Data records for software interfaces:
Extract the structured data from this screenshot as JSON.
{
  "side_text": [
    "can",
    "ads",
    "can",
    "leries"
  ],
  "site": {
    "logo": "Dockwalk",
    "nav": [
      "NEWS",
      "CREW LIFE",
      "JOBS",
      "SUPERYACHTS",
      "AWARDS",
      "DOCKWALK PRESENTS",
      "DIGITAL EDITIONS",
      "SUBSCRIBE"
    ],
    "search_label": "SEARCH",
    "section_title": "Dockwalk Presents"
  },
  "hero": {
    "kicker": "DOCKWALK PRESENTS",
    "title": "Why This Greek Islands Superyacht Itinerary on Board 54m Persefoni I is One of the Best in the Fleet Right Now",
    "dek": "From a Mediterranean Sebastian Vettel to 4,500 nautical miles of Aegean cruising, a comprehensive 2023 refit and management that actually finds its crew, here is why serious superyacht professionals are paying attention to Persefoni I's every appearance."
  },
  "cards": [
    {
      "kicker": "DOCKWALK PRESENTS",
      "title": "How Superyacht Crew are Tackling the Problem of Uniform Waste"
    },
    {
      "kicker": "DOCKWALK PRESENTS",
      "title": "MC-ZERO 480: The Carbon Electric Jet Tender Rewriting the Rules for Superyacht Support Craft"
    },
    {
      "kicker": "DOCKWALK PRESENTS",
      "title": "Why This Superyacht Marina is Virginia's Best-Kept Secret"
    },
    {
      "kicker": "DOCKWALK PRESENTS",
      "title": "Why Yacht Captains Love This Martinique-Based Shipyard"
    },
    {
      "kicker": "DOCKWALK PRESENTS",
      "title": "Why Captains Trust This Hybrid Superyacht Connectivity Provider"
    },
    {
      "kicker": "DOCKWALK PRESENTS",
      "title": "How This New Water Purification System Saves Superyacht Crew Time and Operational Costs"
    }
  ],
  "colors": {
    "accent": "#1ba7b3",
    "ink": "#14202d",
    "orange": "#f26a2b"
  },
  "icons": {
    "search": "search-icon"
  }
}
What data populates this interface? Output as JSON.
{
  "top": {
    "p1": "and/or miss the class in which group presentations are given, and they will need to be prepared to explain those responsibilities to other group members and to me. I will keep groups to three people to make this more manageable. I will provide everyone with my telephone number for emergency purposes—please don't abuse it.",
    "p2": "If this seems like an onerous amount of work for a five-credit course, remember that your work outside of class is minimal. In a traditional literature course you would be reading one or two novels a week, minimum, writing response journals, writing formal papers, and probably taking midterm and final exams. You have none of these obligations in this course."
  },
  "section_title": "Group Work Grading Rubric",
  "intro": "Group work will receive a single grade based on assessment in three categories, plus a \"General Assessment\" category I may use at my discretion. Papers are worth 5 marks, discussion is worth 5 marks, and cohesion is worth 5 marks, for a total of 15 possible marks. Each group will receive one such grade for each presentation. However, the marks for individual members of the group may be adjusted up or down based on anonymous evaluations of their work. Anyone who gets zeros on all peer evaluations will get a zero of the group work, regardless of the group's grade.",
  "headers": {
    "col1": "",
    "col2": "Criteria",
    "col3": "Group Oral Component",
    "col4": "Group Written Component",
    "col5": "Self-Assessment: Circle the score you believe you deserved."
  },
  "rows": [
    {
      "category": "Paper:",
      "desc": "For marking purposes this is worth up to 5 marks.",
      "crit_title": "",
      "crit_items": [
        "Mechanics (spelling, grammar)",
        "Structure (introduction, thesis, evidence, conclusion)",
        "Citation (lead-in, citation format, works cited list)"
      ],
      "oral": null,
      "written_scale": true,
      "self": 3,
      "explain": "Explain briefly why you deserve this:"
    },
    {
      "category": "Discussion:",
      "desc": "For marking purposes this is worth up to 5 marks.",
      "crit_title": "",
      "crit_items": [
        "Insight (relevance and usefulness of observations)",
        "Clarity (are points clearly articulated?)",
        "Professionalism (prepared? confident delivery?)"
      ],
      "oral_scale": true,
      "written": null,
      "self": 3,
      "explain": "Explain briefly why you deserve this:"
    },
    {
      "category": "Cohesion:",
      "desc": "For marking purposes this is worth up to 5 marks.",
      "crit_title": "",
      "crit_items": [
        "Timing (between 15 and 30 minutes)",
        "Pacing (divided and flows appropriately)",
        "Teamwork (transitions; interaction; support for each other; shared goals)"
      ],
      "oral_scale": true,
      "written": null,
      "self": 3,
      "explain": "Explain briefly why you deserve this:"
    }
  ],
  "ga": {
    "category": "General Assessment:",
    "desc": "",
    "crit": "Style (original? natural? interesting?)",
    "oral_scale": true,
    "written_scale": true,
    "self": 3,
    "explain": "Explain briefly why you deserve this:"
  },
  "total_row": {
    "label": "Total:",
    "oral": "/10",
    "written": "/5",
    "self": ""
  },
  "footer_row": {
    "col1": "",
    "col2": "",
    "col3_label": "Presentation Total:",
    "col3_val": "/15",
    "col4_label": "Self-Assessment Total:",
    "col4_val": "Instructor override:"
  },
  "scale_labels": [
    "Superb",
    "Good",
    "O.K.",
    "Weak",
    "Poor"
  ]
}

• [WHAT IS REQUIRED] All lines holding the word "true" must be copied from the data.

• [ANSWER]
      "written_scale": true,
      "oral_scale": true,
      "oral_scale": true,
    "oral_scale": true,
    "written_scale": true,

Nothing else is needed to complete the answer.